After we enjoy the story, we can’t possibly keep it to ourselves. The Expression Time is when the children do their own work of their choosing, something generated from the interaction of the story with his or her own creativity. This activity becomes a thank you prayer to God.
This is often the scariest part of Godly Play to new teachers because they’re still thinking in terms of giving the children a “craft” to do, and the Godly Play books contain no craft ideas. Nope, it’s not a craft we give the children. We want the children to be completely invested in their work, and the only way that this happens is if they have a big part in choosing what it is that they do, so that their own creativity is tapped.

So how do teachers do that? Just turn them loose with a table full of craft materials and see what they come up with? Not exactly. That might work with a few children, but most need gentle guidance in figuring out what they want to do.

Younger children (first grade, maybe, and younger) probably will need choices of a limited number of options so they don’t feel overwhelmed, with more details spelled out.

When I’m telling the story, I give a good bit of thought to this and try to come up with a good list of 3 or 4 good jumping off ideas from which they can springboard. These might include ideas from the following categories:

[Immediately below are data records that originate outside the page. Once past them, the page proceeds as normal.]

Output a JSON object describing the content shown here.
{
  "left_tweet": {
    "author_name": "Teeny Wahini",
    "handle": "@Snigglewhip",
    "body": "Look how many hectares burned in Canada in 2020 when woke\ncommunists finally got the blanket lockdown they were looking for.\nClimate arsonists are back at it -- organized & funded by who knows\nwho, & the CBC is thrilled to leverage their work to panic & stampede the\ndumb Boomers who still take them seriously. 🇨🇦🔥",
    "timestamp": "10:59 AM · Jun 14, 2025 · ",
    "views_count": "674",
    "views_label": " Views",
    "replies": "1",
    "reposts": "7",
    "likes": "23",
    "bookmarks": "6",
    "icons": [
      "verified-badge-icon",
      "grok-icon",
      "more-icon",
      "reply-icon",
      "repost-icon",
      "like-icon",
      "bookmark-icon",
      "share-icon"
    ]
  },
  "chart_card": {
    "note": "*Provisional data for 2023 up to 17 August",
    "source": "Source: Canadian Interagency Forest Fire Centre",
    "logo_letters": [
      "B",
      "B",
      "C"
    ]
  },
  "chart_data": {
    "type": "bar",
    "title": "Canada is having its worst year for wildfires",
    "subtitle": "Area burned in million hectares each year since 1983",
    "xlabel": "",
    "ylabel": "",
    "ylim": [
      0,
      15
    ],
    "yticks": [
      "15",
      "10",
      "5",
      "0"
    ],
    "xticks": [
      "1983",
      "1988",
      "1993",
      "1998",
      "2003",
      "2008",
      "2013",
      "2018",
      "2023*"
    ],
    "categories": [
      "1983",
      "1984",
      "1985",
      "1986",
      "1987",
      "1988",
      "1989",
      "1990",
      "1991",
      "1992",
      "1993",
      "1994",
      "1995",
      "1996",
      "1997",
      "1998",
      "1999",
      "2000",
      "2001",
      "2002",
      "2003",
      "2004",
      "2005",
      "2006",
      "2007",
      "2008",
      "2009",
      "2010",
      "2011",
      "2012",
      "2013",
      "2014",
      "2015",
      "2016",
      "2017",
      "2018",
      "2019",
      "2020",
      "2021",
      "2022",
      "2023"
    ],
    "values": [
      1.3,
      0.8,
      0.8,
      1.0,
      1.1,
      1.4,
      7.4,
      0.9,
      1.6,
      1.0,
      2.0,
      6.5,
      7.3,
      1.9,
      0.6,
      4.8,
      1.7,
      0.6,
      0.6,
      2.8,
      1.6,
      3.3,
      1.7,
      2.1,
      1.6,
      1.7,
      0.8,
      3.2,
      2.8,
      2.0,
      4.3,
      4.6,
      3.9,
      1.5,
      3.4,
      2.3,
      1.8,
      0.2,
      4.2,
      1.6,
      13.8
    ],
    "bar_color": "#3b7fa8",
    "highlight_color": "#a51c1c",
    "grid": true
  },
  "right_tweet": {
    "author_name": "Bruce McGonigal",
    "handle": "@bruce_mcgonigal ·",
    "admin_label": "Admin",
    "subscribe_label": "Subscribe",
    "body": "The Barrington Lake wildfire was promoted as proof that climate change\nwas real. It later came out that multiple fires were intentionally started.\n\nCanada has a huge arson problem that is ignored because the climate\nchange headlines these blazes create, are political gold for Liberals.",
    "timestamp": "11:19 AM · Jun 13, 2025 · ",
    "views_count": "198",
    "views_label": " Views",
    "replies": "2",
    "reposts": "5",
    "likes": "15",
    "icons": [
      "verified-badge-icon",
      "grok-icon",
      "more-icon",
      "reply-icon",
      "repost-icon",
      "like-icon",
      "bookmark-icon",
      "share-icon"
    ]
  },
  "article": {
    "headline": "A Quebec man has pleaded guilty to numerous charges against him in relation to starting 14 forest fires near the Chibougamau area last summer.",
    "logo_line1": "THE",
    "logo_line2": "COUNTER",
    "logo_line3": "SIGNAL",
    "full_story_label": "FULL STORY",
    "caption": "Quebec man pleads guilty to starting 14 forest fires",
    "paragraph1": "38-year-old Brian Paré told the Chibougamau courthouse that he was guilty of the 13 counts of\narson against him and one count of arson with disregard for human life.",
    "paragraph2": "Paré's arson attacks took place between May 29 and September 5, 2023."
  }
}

  1. Create items from the story so that each child, in effect, makes her own Godly Play set which can be used to retell the story at home.
    For instance, with the parable of the Good Shepherd, you could have boxes on hand and plenty of materials for them to make the parts of the parable. Instead of telling them how to make the individual things, you would ask them, “I wonder which of the materials you could use to make a sheep? What about the fence? The pool?” Kids are so much more excited about their work when it comes from their own ideas. Plus their ideas are often so much more creative than mine!
    It is helpful to have fresh, plentiful materials (markers that aren’t dried up, etc.) and to introduce new materials from time to time.
  2. Make part of the story in a three dimensional way. Create a temple out of pieces of wood. Make the tower of Babel.
  3. Retell the story in a two dimensional way.
    Children could: draw, do a watercolor, paint the story, work with a group to make a mural on butcher paper, make a cartoon book of the story, see how big they could make the tree that comes from the mustard seed, for example. Write it up as a newspaper story.
  4. Retell the story in drama.
    If several children want to work together to do this, let them act out the story and videotape it. Or let them play characters in the story and interview each other about what just happened.
  5. Think about themes from the story that have to do with their own personal lives, and encourage them to choose work around a particular theme.
    For instance, with the story about Jeremiah, we talked about Jeremiah 29:11, “For I know the plans I have for you,” declares the LORD, “plans to prosper you and not to harm you, plans to give you hope and a future.” In our wondering questions we asked what kind of future God might want for us. During the Expression time, some children made individual collages using photos from a magazine about what they thought might be the answer to that question. As they worked the children had interesting discussion about the value of possessions, and what God would really want for them.Other themes might include forgiveness, being a good friend, what to do when we make a mistake, trust, love, grace, etc.

Can we keep on working?

Our most common problem is that we run out of time. We’ve designated one table in our room as the Works in Progress table, where our children can safely leave projects that they’re not finished with yet. They can continue working on them as long as they need to. They don’t have to rush.